data$Z_lag <- c(NA, data$Z[1:25])
data$Z_anticp <- c(data$Z[2:26], NA)

# Store output
bivariate.out[i] <- lm_robust(tetris ~ Z, data = data)$coefficients[2] persistence.out[i] <- summary(lm_robust(tetris ~ Z + Z_lag, data = data))$fstatistic[1]
anticipation.out[i] <- lm_robust(tetris ~ Z_anticp, data = data)\$coefficients[2]
}

# For RI p value in the regression tetris ~ run
mean(abs(bivariate.out) >= 13613.1)
## [1] 0.0109
# For RI p value on the F statistic in tetris ~ run + run_lag
mean(abs(persistence.out) >= 4.545)
## [1] 0.019
# For RI p value in the regression tetris ~ run_anticp
mean(abs(anticipation.out) >= 645.621)
## [1] 0.8994

# Heterogeneous Treatment Effects

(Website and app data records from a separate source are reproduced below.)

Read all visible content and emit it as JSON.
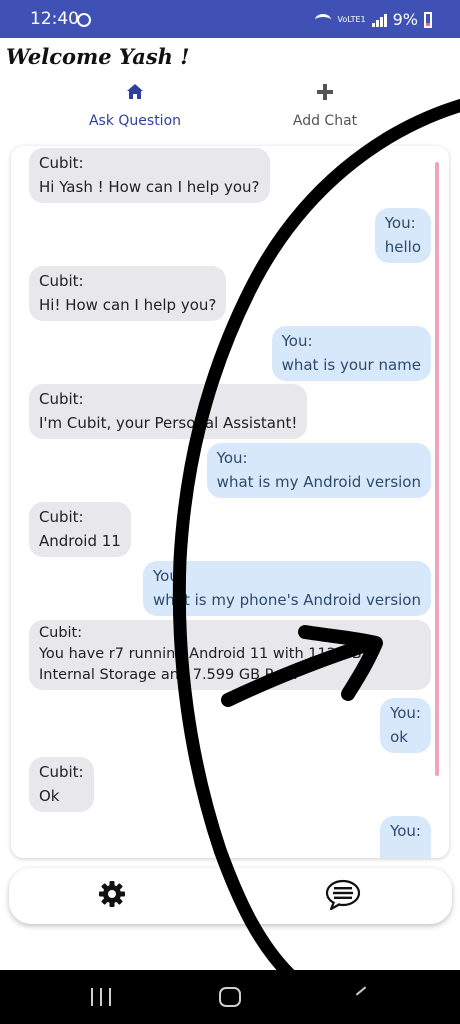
{
  "status": {
    "time": "12:40",
    "network": "VoLTE1",
    "battery": "9%"
  },
  "header": {
    "welcome": "Welcome Yash !"
  },
  "tabs": [
    {
      "label": "Ask Question",
      "icon": "home-icon",
      "active": true
    },
    {
      "label": "Add Chat",
      "icon": "plus-icon",
      "active": false
    }
  ],
  "messages": [
    {
      "sender": "Cubit:",
      "text": "Hi Yash ! How can I help you?"
    },
    {
      "sender": "You:",
      "text": "hello"
    },
    {
      "sender": "Cubit:",
      "text": "Hi! How can I help you?"
    },
    {
      "sender": "You:",
      "text": "what is your name"
    },
    {
      "sender": "Cubit:",
      "text": "I'm Cubit, your Personal Assistant!"
    },
    {
      "sender": "You:",
      "text": "what is my Android version"
    },
    {
      "sender": "Cubit:",
      "text": "Android 11"
    },
    {
      "sender": "You:",
      "text": "what is my phone's Android version"
    },
    {
      "sender": "Cubit:",
      "text": "You have r7 running Android 11 with 112 GB",
      "text2": "Internal Storage and 7.599 GB Ram"
    },
    {
      "sender": "You:",
      "text": "ok"
    },
    {
      "sender": "Cubit:",
      "text": "Ok"
    },
    {
      "sender": "You:",
      "text": ""
    }
  ],
  "bottom_bar": {
    "left_icon": "gear-icon",
    "right_icon": "chat-bubble-icon"
  },
  "colors": {
    "header": "#3f51b5",
    "cubit_bubble": "#e8e8ec",
    "user_bubble": "#d8e8fb",
    "scrollbar": "#f0a5bb"
  }
}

This section focuses on the variability in treatment effects or $$Var[\tau_i]$$. I will begin with a discussion on how to detect heterogeneous treatment effects. Mainly, we either place bounds on $$Var[\tau_i]$$, or do a hypothesis test ($$\widehat{Var[Y_i(1)]} = \widehat{Var[Y_i(0)]}$$) under the constant effects assumption. After this, I will show some regression-based strategies to model heterogeneity: first when there is interaction between treatment and covariates; and then between treatments.

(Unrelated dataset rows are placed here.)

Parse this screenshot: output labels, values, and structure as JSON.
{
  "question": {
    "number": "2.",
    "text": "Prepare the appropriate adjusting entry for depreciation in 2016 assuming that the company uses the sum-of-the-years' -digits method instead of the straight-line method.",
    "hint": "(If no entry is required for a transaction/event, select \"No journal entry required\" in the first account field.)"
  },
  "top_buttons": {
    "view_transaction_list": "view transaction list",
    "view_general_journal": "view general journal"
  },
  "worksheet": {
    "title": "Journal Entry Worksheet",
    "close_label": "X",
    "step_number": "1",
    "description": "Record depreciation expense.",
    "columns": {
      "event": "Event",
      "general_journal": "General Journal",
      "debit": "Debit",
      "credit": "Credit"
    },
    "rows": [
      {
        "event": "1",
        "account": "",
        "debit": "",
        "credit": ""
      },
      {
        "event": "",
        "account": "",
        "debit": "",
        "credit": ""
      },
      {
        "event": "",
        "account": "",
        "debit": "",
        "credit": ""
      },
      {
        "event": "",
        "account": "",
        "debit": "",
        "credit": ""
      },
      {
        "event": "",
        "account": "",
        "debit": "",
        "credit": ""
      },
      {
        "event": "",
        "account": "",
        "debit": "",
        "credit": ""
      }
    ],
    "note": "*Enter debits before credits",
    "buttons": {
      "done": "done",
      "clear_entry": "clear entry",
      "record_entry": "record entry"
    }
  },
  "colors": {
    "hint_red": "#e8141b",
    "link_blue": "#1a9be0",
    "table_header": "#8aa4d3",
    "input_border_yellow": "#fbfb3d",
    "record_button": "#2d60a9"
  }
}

# Detecting Heterogeneity

## Bounds on $$Var[\tau_i]$$

Intuition: We can never point-estimate $$Var[\tau_i]$$ because $$Cov[Y_i(1),Y_i(0)]$$ is never known. However, we can place bounds on this quantity by estimating the minimum and maximum covariance between treated and untreated potential outcomes.

To see this, note that:

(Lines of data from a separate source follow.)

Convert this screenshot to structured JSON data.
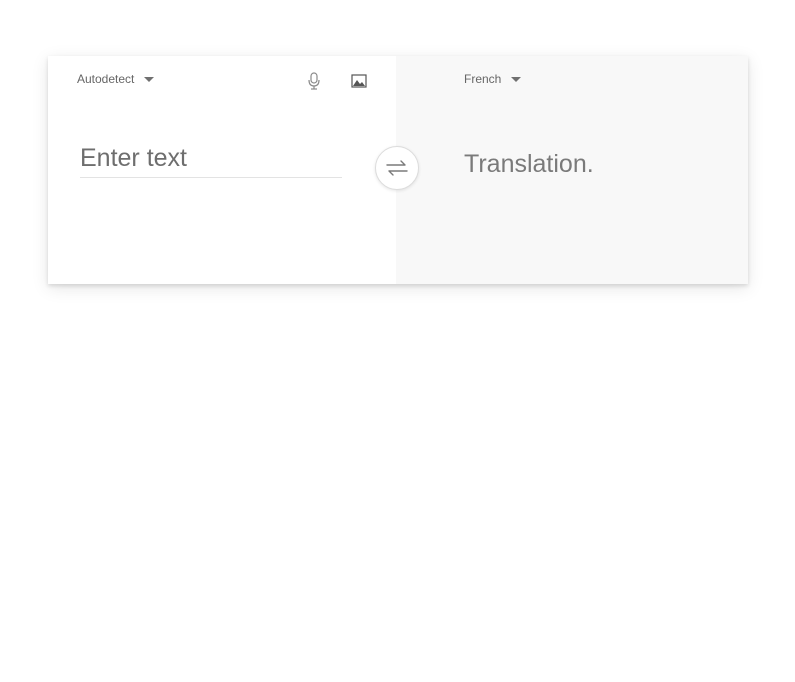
{
  "source": {
    "language_label": "Autodetect",
    "input_value": "",
    "input_placeholder": "Enter text",
    "icons": [
      "microphone-icon",
      "image-icon",
      "chevron-down-icon"
    ]
  },
  "target": {
    "language_label": "French",
    "translation_text": "Translation."
  },
  "swap": {
    "icon": "swap-arrows-icon"
  },
  "colors": {
    "left_background": "#ffffff",
    "right_background": "#f8f8f8",
    "text_muted": "#6d6d6d"
  }
}
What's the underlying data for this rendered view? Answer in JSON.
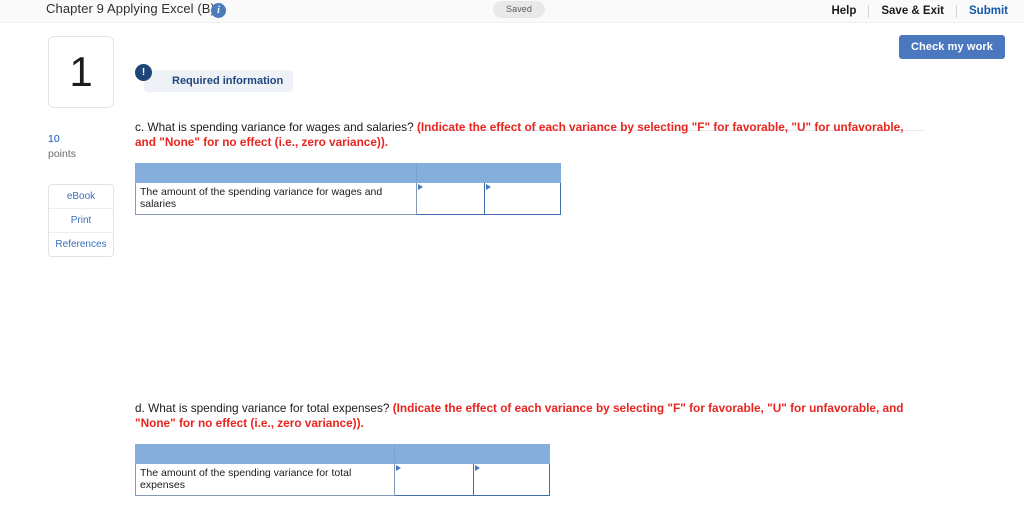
{
  "topbar": {
    "title": "Chapter 9 Applying Excel (B)",
    "info_icon": "info-icon",
    "saved_badge": "Saved",
    "help_label": "Help",
    "save_exit_label": "Save & Exit",
    "submit_label": "Submit"
  },
  "check_my_work": {
    "label": "Check my work",
    "color": "#4a77bd"
  },
  "rail": {
    "question_number": "1",
    "points_value": "10",
    "points_label": "points",
    "links": [
      {
        "label": "eBook"
      },
      {
        "label": "Print"
      },
      {
        "label": "References"
      }
    ]
  },
  "required_notice": {
    "badge_icon": "!",
    "label": "Required information"
  },
  "questions": [
    {
      "id": "c",
      "prompt": "c. What is spending variance for wages and salaries? ",
      "hint": "(Indicate the effect of each variance by selecting \"F\" for favorable, \"U\" for unfavorable, and \"None\" for no effect (i.e., zero variance)).",
      "table": {
        "header": [
          "",
          "",
          ""
        ],
        "row_label": "The amount of the spending variance for wages and salaries",
        "inputs": [
          "",
          ""
        ],
        "label_width": 281,
        "cell1_width": 68,
        "cell2_width": 76
      }
    },
    {
      "id": "d",
      "prompt": "d. What is spending variance for total expenses? ",
      "hint": "(Indicate the effect of each variance by selecting \"F\" for favorable, \"U\" for unfavorable, and \"None\" for no effect (i.e., zero variance)).",
      "table": {
        "header": [
          "",
          "",
          ""
        ],
        "row_label": "The amount of the spending variance for total expenses",
        "inputs": [
          "",
          ""
        ],
        "label_width": 259,
        "cell1_width": 79,
        "cell2_width": 76
      }
    }
  ],
  "colors": {
    "table_header_blue": "#85aedd",
    "cell_border_blue": "#3f6fae",
    "hint_red": "#e8251f",
    "link_blue": "#3b6fba",
    "notice_blue": "#1f4679"
  }
}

$$Var[\tau_i] = Var[Y_i(1) - Y_i(0)] = Var[Y_i(1)] + Var[Y_i(0)] - 2\cdot Cov[Y_i(1),Y_i(0)]$$

We can use the observations in the treatment group to get $$\widehat{Var[Y_i(1)]}$$; and similarly use the control group units to get $$\widehat{Var[Y_i(0)]}$$. This leaves the covariance term:

• $$\widehat{Cov[Y_i(1),Y_i(0)]}$$ is largest if we pair the smallest $$Y_i(1)$$ values with the smallest $$Y_i(0)$$ values, and the largest $$Y_i(1)$$ values with the largest $$Y_i(0)$$ values. Assuming there are equal number of observations in treatment in control group, this means estimating the covariance between outcomes, when they are both arranged in ascending order. Call this $$\widehat{Cov_{max}[Y_i(1),Y_i(0)]}$$